What do you want, entitlement reform or more tax cuts? While President Bush's soaring campaign rhetoric promises Americans that they can have it all -- new and expanded tax credits for private health, savings, and retirement accounts plus big permanent tax cuts -- the reality is beginning to bite. The cost of these ambitious plans, on top of committed expenditures for the new Medicare drug benefit, the war in Iraq, homeland security, agriculture, energy, highways, education, and more, will add trillions of dollars to a federal budget deficit already spinning out of control. Responsible Republicans are beginning to say that Bush must make a choice between his radical plan to change Social Security, health care, and savings programs and making his first-term tax cuts permanent. The wise choice would be to go with entitlement reform. America is facing a severe crisis as its health-care system cracks and the baby boomers approach retirement. The oldest hit 62 in just four years, and many will then begin to draw on Social Security. Three years later, in 2011, they will be eligible for Medicare. Time is running out.
The need for a choice becomes clear when the numbers are run. The latest budget estimate by the Congressional Budget Office projects deficits of $2.3 trillion over the next 10 years. That assumes all of the tax cuts on income, estates, capital gains, and dividends passed in the first Bush term expire as scheduled. If they are made permanent, deficits surge to $3.6 trillion through 2014. Add in the $1 trillion to get rid of the onerous alternative minimum tax, and the budget deficit soars close to $5 trillion over the next decade.
These dismal figures don't include the entitlement reforms proposed by the President. Health savings accounts, perhaps his best idea, encourage companies to offer employees 40l(k)-style tax advantaged accounts if they accept high deductible catastrophic health insurance. Employees can contribute up to an amount equal to the deductible (at least $2000 for a family) with the money going to pay day-to-day doctors' bills. If it isn't spent, the money rolls over year after year. Bush is proposing to sweeten HSAs by allowing individuals to take a tax deduction for the share of the premiums they pay to buy high-deductible coverage. The self-employed who set up HSAs and buy their own catastrophic insurance can deduct the full premium. But HSAs come with a price -- lost tax revenue of up to $30 billion over ten years. And proposals for lifetime and retirement savings accounts would cost billions of dollars in the long run.

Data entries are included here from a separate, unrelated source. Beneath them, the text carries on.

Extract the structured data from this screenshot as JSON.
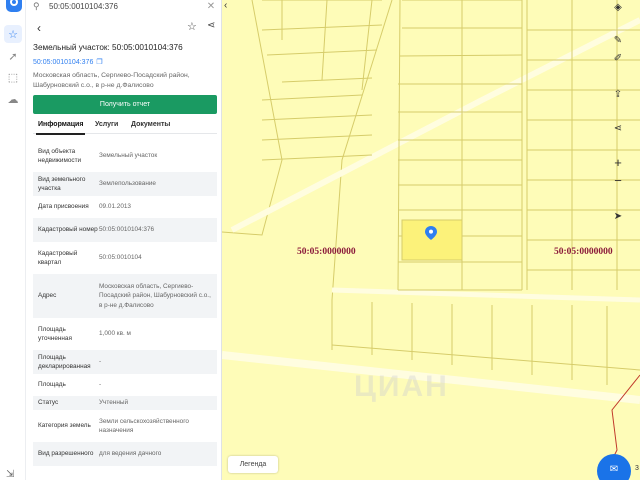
{
  "search": {
    "value": "50:05:0010104:376",
    "close": "✕"
  },
  "panel": {
    "title": "Земельный участок: 50:05:0010104:376",
    "cad_link": "50:05:0010104:376",
    "address": "Московская область, Сергиево-Посадский район, Шабурновский с.о., в р-не д.Фалисово",
    "report_button": "Получить отчет",
    "tabs": [
      "Информация",
      "Услуги",
      "Документы"
    ],
    "rows": [
      {
        "k": "Вид объекта недвижимости",
        "v": "Земельный участок"
      },
      {
        "k": "Вид земельного участка",
        "v": "Землепользование"
      },
      {
        "k": "Дата присвоения",
        "v": "09.01.2013"
      },
      {
        "k": "Кадастровый номер",
        "v": "50:05:0010104:376"
      },
      {
        "k": "Кадастровый квартал",
        "v": "50:05:0010104"
      },
      {
        "k": "Адрес",
        "v": "Московская область, Сергиево-Посадский район, Шабурновский с.о., в р-не д.Фалисово"
      },
      {
        "k": "Площадь уточненная",
        "v": "1,000 кв. м"
      },
      {
        "k": "Площадь декларированная",
        "v": "-"
      },
      {
        "k": "Площадь",
        "v": "-"
      },
      {
        "k": "Статус",
        "v": "Учтенный"
      },
      {
        "k": "Категория земель",
        "v": "Земли сельскохозяйственного назначения"
      },
      {
        "k": "Вид разрешенного",
        "v": "для ведения дачного"
      }
    ]
  },
  "map": {
    "label_left": "50:05:0000000",
    "label_right": "50:05:0000000",
    "watermark": "ЦИАН",
    "legend": "Легенда",
    "corner_number": "3"
  },
  "icons": {
    "search": "search-icon",
    "back": "back-icon",
    "star": "star-icon",
    "share": "share-icon",
    "copy": "copy-icon",
    "layers": "layers-icon",
    "ruler": "ruler-icon",
    "edit": "edit-icon",
    "upload": "upload-icon",
    "zoom_in": "zoom-in-icon",
    "zoom_out": "zoom-out-icon",
    "locate": "locate-icon",
    "mail": "mail-icon"
  },
  "colors": {
    "accent": "#2f7ff0",
    "button": "#1a9a62",
    "map_fill": "#fefcb8",
    "label": "#8b1a3a"
  }
}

Reforming Social Security, high on the Bush list of entitlement reforms, comes at a higher price. While there are differing opinions over how fast Social Security will run out of money, Federal Reserve Chairman Alan Greenspan believes that unless actions are taken soon to deal with Social Security and Medicare, the deficit will worsen dramatically. Bush's solution, to shift two percentage points of the 12.4% payroll tax into private retirement accounts, may benefit the young, but it would cost the Treasury $1 trillion to $2 trillion over 10 years, as the government pays its obligations to older retirees.

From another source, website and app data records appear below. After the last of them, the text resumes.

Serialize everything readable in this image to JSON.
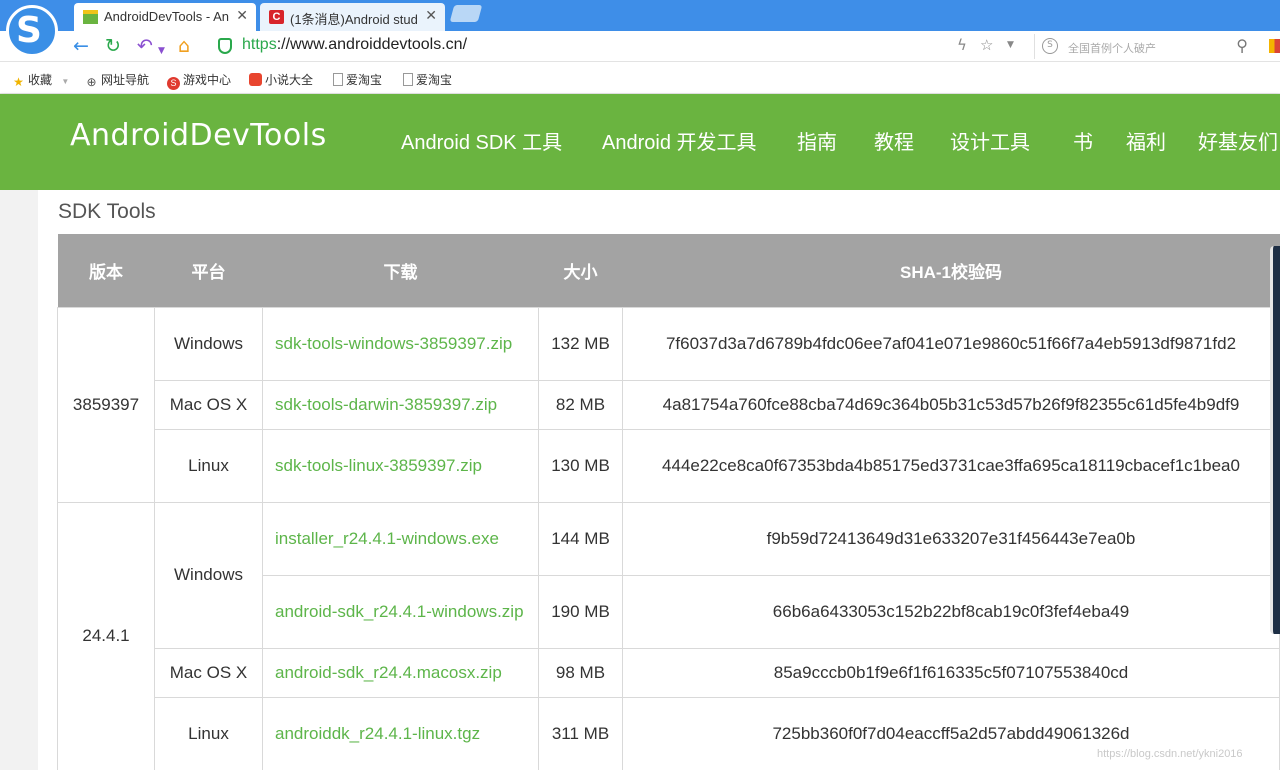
{
  "browser": {
    "tabs": [
      {
        "title": "AndroidDevTools - An",
        "active": true,
        "icon": "androiddevtools-favicon"
      },
      {
        "title": "(1条消息)Android stud",
        "active": false,
        "icon": "csdn-favicon"
      }
    ],
    "close_glyph": "✕",
    "url_scheme": "https",
    "url_rest": "://www.androiddevtools.cn/",
    "search_placeholder": "全国首例个人破产",
    "bookmarks": [
      {
        "label": "收藏",
        "icon": "star-icon"
      },
      {
        "label": "网址导航",
        "icon": "globe-icon"
      },
      {
        "label": "游戏中心",
        "icon": "game-icon"
      },
      {
        "label": "小说大全",
        "icon": "book-icon"
      },
      {
        "label": "爱淘宝",
        "icon": "page-icon"
      },
      {
        "label": "爱淘宝",
        "icon": "page-icon"
      }
    ]
  },
  "site": {
    "logo": "AndroidDevTools",
    "nav": [
      "Android SDK 工具",
      "Android 开发工具",
      "指南",
      "教程",
      "设计工具",
      "书",
      "福利",
      "好基友们"
    ]
  },
  "section_title": "SDK Tools",
  "table": {
    "headers": [
      "版本",
      "平台",
      "下载",
      "大小",
      "SHA-1校验码"
    ],
    "groups": [
      {
        "version": "3859397",
        "rows": [
          {
            "platform": "Windows",
            "file": "sdk-tools-windows-3859397.zip",
            "size": "132 MB",
            "sha1": "7f6037d3a7d6789b4fdc06ee7af041e071e9860c51f66f7a4eb5913df9871fd2"
          },
          {
            "platform": "Mac OS X",
            "file": "sdk-tools-darwin-3859397.zip",
            "size": "82 MB",
            "sha1": "4a81754a760fce88cba74d69c364b05b31c53d57b26f9f82355c61d5fe4b9df9"
          },
          {
            "platform": "Linux",
            "file": "sdk-tools-linux-3859397.zip",
            "size": "130 MB",
            "sha1": "444e22ce8ca0f67353bda4b85175ed3731cae3ffa695ca18119cbacef1c1bea0"
          }
        ]
      },
      {
        "version": "24.4.1",
        "rows": [
          {
            "platform": "Windows",
            "file": "installer_r24.4.1-windows.exe",
            "size": "144 MB",
            "sha1": "f9b59d72413649d31e633207e31f456443e7ea0b"
          },
          {
            "platform": "",
            "file": "android-sdk_r24.4.1-windows.zip",
            "size": "190 MB",
            "sha1": "66b6a6433053c152b22bf8cab19c0f3fef4eba49"
          },
          {
            "platform": "Mac OS X",
            "file": "android-sdk_r24.4.macosx.zip",
            "size": "98 MB",
            "sha1": "85a9cccb0b1f9e6f1f616335c5f07107553840cd"
          },
          {
            "platform": "Linux",
            "file": "androiddk_r24.4.1-linux.tgz",
            "size": "311 MB",
            "sha1": "725bb360f0f7d04eaccff5a2d57abdd49061326d"
          }
        ]
      }
    ]
  },
  "watermark": "https://blog.csdn.net/ykni2016",
  "colors": {
    "brand_green": "#6ab440",
    "link_green": "#5db54a",
    "header_gray": "#a3a3a3",
    "browser_blue": "#3e8ee8"
  }
}
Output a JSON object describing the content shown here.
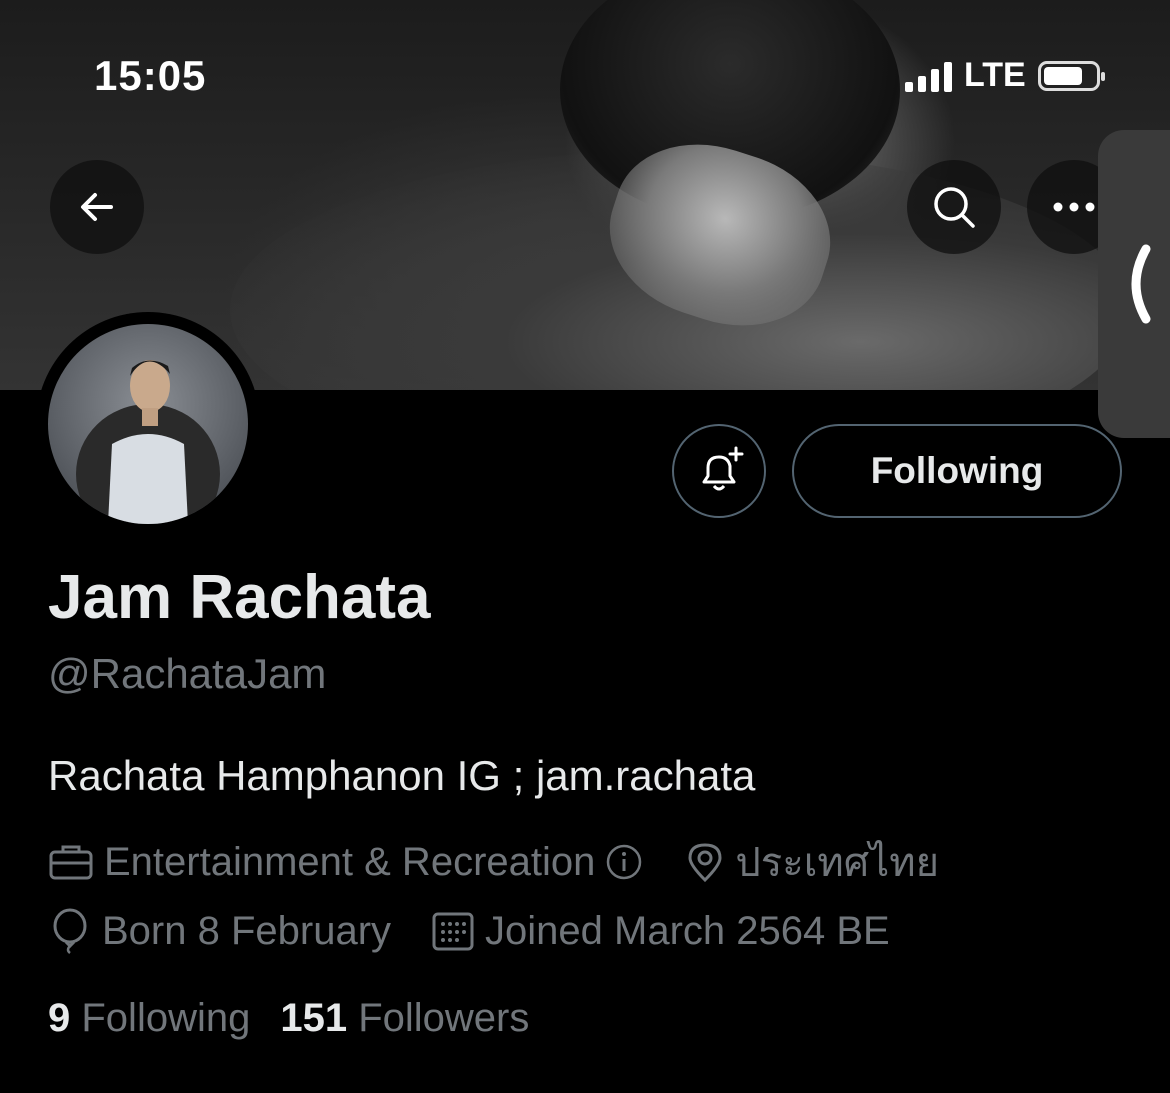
{
  "status_bar": {
    "time": "15:05",
    "network": "LTE"
  },
  "header": {
    "back_icon": "arrow-left-icon",
    "search_icon": "search-icon",
    "more_icon": "more-horizontal-icon"
  },
  "actions": {
    "notify_icon": "bell-plus-icon",
    "follow_label": "Following"
  },
  "profile": {
    "display_name": "Jam Rachata",
    "handle": "@RachataJam",
    "bio": "Rachata Hamphanon IG ; jam.rachata",
    "category": "Entertainment & Recreation",
    "location": "ประเทศไทย",
    "birthday": "Born 8 February",
    "joined": "Joined March 2564 BE"
  },
  "stats": {
    "following_count": "9",
    "following_label": "Following",
    "followers_count": "151",
    "followers_label": "Followers"
  },
  "colors": {
    "background": "#000000",
    "primary_text": "#e7e9ea",
    "secondary_text": "#71767b",
    "border": "#536471"
  }
}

It is disingenuous of President Bush to run on this kind of fiscal folly. Add up all the promises, and you generate deficits up to $7 trillion, $8 trillion, or $9 trillion over a decade -- a crushing legacy for our children and grandchildren. It's time for real choices to be made.